- _The problem_
A bare number is the expected answer: the count of lines in the data holding "STOP".
[Opening Information given section]
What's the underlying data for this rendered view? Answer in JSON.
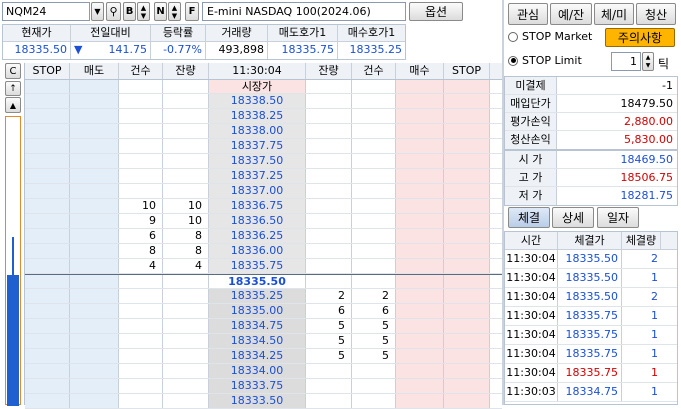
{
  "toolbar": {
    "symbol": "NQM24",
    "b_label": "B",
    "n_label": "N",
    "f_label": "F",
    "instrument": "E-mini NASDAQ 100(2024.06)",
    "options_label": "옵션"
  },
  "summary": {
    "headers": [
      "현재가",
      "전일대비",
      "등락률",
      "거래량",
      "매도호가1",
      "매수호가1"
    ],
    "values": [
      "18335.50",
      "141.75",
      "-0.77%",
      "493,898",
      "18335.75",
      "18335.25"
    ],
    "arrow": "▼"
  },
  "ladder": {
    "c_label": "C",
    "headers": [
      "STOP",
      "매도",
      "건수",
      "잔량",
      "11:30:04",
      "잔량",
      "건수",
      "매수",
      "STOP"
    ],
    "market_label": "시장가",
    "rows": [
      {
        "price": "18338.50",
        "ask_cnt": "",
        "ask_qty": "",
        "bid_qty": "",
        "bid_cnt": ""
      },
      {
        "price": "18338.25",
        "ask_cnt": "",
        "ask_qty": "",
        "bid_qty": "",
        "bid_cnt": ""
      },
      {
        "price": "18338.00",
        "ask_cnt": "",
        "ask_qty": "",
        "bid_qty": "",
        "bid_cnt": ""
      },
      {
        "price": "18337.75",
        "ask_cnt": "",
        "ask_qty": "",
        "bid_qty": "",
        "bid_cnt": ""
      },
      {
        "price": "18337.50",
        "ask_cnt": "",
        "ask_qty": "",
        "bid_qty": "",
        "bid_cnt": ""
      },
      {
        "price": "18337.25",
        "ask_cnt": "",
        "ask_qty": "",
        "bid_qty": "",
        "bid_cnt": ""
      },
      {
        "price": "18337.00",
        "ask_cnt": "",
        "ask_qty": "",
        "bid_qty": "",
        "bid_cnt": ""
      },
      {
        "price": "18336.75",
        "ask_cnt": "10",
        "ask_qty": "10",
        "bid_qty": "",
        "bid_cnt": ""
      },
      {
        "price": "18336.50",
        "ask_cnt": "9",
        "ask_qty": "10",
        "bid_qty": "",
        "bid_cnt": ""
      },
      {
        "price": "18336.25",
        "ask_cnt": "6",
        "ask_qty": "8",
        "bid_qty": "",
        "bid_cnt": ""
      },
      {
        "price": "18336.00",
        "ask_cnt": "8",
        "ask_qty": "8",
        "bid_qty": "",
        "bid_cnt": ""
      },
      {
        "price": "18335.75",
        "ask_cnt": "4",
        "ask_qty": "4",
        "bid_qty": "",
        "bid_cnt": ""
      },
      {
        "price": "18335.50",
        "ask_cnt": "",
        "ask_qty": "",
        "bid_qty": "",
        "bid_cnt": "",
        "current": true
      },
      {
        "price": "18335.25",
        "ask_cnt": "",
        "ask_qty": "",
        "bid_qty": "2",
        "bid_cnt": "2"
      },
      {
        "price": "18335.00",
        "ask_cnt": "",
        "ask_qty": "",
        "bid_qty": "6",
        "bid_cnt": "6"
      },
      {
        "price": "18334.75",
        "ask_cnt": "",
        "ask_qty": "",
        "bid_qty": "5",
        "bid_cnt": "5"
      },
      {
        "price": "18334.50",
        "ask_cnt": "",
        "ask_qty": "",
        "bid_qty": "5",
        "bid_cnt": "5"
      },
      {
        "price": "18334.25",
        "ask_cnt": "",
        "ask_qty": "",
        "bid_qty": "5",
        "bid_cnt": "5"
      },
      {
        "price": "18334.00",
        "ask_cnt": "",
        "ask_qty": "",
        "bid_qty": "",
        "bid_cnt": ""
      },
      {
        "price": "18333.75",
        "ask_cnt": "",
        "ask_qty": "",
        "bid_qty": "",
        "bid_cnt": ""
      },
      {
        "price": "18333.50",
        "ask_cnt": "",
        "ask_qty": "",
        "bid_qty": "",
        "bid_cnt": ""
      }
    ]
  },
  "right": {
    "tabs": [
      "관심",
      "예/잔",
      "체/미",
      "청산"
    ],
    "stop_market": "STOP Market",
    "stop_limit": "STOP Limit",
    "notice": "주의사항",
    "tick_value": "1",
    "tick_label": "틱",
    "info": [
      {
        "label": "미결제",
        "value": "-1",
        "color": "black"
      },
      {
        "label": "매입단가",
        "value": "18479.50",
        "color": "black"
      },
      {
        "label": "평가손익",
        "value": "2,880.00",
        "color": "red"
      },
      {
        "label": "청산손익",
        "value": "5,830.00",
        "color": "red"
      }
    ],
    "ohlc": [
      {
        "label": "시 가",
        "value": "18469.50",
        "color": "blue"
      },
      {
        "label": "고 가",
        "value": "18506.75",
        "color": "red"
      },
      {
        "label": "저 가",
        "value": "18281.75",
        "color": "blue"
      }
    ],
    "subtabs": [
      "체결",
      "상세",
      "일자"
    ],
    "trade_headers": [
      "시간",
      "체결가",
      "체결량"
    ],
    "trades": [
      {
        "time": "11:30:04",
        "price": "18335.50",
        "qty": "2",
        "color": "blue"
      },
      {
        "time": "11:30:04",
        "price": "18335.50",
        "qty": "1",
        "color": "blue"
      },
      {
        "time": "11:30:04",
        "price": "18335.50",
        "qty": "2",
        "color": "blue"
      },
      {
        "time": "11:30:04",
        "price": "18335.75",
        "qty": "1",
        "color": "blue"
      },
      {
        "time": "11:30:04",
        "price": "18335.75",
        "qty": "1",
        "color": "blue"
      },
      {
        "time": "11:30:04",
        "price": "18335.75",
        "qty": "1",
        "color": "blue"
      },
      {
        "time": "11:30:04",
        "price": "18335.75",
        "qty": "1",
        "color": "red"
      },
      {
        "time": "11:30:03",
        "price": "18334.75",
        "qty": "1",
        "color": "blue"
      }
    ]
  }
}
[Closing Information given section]
- _Answer to the exercise_
4